(Excerpts from an interface dataset)
--------------------
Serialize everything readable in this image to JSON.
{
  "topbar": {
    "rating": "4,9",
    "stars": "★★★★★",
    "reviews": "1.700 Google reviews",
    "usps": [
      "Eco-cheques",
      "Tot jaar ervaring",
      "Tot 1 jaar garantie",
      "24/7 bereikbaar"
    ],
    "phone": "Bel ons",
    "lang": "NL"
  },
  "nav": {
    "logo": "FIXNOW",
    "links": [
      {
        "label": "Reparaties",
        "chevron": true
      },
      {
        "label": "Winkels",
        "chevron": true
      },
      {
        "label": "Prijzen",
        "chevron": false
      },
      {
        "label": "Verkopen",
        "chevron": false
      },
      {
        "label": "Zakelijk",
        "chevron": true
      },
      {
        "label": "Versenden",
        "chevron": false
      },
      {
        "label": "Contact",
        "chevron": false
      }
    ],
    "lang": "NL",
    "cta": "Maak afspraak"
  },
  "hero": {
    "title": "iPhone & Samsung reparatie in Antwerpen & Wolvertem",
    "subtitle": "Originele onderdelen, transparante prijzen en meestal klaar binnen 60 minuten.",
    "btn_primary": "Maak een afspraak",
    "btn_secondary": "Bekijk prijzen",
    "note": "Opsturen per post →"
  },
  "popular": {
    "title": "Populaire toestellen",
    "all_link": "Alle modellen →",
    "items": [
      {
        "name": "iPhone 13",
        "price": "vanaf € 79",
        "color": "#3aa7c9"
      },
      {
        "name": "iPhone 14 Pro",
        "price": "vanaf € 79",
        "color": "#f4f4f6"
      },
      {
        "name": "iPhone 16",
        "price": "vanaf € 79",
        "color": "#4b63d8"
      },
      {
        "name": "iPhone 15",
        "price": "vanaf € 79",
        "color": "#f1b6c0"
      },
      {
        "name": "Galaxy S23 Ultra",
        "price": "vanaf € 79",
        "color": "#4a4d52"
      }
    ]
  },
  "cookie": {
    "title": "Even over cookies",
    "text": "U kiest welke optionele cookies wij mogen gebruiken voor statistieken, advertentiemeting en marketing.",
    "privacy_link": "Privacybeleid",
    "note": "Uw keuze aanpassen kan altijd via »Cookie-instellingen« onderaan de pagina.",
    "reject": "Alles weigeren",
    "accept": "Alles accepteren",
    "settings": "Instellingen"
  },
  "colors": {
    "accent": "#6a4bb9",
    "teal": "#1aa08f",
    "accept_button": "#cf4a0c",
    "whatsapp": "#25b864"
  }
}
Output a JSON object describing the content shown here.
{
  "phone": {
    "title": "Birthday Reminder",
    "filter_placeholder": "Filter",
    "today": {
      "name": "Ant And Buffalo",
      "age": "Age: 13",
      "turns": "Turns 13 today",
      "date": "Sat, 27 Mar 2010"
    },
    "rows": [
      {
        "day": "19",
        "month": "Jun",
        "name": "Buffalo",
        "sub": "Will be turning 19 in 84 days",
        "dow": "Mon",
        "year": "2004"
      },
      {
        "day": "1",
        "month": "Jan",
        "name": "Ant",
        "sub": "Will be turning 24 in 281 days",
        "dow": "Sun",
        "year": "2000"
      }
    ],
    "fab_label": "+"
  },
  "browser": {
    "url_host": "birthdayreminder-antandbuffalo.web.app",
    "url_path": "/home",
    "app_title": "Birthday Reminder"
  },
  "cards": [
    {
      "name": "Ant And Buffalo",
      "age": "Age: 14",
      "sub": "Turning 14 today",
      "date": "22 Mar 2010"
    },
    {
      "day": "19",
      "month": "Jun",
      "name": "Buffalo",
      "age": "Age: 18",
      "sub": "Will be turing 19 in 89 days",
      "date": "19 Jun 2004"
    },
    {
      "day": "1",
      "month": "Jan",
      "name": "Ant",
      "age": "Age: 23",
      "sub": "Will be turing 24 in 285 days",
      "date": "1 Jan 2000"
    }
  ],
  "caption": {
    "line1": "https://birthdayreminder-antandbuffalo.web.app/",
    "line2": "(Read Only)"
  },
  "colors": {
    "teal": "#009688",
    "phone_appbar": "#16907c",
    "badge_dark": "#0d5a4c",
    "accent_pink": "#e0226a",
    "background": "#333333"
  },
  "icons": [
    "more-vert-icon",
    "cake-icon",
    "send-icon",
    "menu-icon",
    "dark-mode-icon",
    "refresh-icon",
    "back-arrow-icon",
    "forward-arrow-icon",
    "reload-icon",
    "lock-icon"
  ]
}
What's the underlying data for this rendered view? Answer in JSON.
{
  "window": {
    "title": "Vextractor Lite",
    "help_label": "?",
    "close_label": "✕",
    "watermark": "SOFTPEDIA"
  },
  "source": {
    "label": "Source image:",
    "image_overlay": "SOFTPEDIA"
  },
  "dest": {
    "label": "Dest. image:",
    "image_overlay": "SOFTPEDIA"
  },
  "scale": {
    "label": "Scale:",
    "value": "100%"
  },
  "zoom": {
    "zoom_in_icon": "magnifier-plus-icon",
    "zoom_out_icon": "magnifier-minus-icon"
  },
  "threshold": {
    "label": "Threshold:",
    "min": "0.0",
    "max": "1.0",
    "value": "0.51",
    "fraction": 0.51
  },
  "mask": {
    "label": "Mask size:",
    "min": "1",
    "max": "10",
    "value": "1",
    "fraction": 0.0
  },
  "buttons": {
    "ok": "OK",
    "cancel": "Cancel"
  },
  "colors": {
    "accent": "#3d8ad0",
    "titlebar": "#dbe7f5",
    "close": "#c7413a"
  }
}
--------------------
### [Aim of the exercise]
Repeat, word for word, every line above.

### [Result of this task]
Serialize everything readable in this image to JSON.
{
  "topbar": {
    "rating": "4,9",
    "stars": "★★★★★",
    "reviews": "1.700 Google reviews",
    "usps": [
      "Eco-cheques",
      "Tot jaar ervaring",
      "Tot 1 jaar garantie",
      "24/7 bereikbaar"
    ],
    "phone": "Bel ons",
    "lang": "NL"
  },
  "nav": {
    "logo": "FIXNOW",
    "links": [
      {
        "label": "Reparaties",
        "chevron": true
      },
      {
        "label": "Winkels",
        "chevron": true
      },
      {
        "label": "Prijzen",
        "chevron": false
      },
      {
        "label": "Verkopen",
        "chevron": false
      },
      {
        "label": "Zakelijk",
        "chevron": true
      },
      {
        "label": "Versenden",
        "chevron": false
      },
      {
        "label": "Contact",
        "chevron": false
      }
    ],
    "lang": "NL",
    "cta": "Maak afspraak"
  },
  "hero": {
    "title": "iPhone & Samsung reparatie in Antwerpen & Wolvertem",
    "subtitle": "Originele onderdelen, transparante prijzen en meestal klaar binnen 60 minuten.",
    "btn_primary": "Maak een afspraak",
    "btn_secondary": "Bekijk prijzen",
    "note": "Opsturen per post →"
  },
  "popular": {
    "title": "Populaire toestellen",
    "all_link": "Alle modellen →",
    "items": [
      {
        "name": "iPhone 13",
        "price": "vanaf € 79",
        "color": "#3aa7c9"
      },
      {
        "name": "iPhone 14 Pro",
        "price": "vanaf € 79",
        "color": "#f4f4f6"
      },
      {
        "name": "iPhone 16",
        "price": "vanaf € 79",
        "color": "#4b63d8"
      },
      {
        "name": "iPhone 15",
        "price": "vanaf € 79",
        "color": "#f1b6c0"
      },
      {
        "name": "Galaxy S23 Ultra",
        "price": "vanaf € 79",
        "color": "#4a4d52"
      }
    ]
  },
  "cookie": {
    "title": "Even over cookies",
    "text": "U kiest welke optionele cookies wij mogen gebruiken voor statistieken, advertentiemeting en marketing.",
    "privacy_link": "Privacybeleid",
    "note": "Uw keuze aanpassen kan altijd via »Cookie-instellingen« onderaan de pagina.",
    "reject": "Alles weigeren",
    "accept": "Alles accepteren",
    "settings": "Instellingen"
  },
  "colors": {
    "accent": "#6a4bb9",
    "teal": "#1aa08f",
    "accept_button": "#cf4a0c",
    "whatsapp": "#25b864"
  }
}
Output a JSON object describing the content shown here.
{
  "phone": {
    "title": "Birthday Reminder",
    "filter_placeholder": "Filter",
    "today": {
      "name": "Ant And Buffalo",
      "age": "Age: 13",
      "turns": "Turns 13 today",
      "date": "Sat, 27 Mar 2010"
    },
    "rows": [
      {
        "day": "19",
        "month": "Jun",
        "name": "Buffalo",
        "sub": "Will be turning 19 in 84 days",
        "dow": "Mon",
        "year": "2004"
      },
      {
        "day": "1",
        "month": "Jan",
        "name": "Ant",
        "sub": "Will be turning 24 in 281 days",
        "dow": "Sun",
        "year": "2000"
      }
    ],
    "fab_label": "+"
  },
  "browser": {
    "url_host": "birthdayreminder-antandbuffalo.web.app",
    "url_path": "/home",
    "app_title": "Birthday Reminder"
  },
  "cards": [
    {
      "name": "Ant And Buffalo",
      "age": "Age: 14",
      "sub": "Turning 14 today",
      "date": "22 Mar 2010"
    },
    {
      "day": "19",
      "month": "Jun",
      "name": "Buffalo",
      "age": "Age: 18",
      "sub": "Will be turing 19 in 89 days",
      "date": "19 Jun 2004"
    },
    {
      "day": "1",
      "month": "Jan",
      "name": "Ant",
      "age": "Age: 23",
      "sub": "Will be turing 24 in 285 days",
      "date": "1 Jan 2000"
    }
  ],
  "caption": {
    "line1": "https://birthdayreminder-antandbuffalo.web.app/",
    "line2": "(Read Only)"
  },
  "colors": {
    "teal": "#009688",
    "phone_appbar": "#16907c",
    "badge_dark": "#0d5a4c",
    "accent_pink": "#e0226a",
    "background": "#333333"
  },
  "icons": [
    "more-vert-icon",
    "cake-icon",
    "send-icon",
    "menu-icon",
    "dark-mode-icon",
    "refresh-icon",
    "back-arrow-icon",
    "forward-arrow-icon",
    "reload-icon",
    "lock-icon"
  ]
}
What's the underlying data for this rendered view? Answer in JSON.
{
  "window": {
    "title": "Vextractor Lite",
    "help_label": "?",
    "close_label": "✕",
    "watermark": "SOFTPEDIA"
  },
  "source": {
    "label": "Source image:",
    "image_overlay": "SOFTPEDIA"
  },
  "dest": {
    "label": "Dest. image:",
    "image_overlay": "SOFTPEDIA"
  },
  "scale": {
    "label": "Scale:",
    "value": "100%"
  },
  "zoom": {
    "zoom_in_icon": "magnifier-plus-icon",
    "zoom_out_icon": "magnifier-minus-icon"
  },
  "threshold": {
    "label": "Threshold:",
    "min": "0.0",
    "max": "1.0",
    "value": "0.51",
    "fraction": 0.51
  },
  "mask": {
    "label": "Mask size:",
    "min": "1",
    "max": "10",
    "value": "1",
    "fraction": 0.0
  },
  "buttons": {
    "ok": "OK",
    "cancel": "Cancel"
  },
  "colors": {
    "accent": "#3d8ad0",
    "titlebar": "#dbe7f5",
    "close": "#c7413a"
  }
}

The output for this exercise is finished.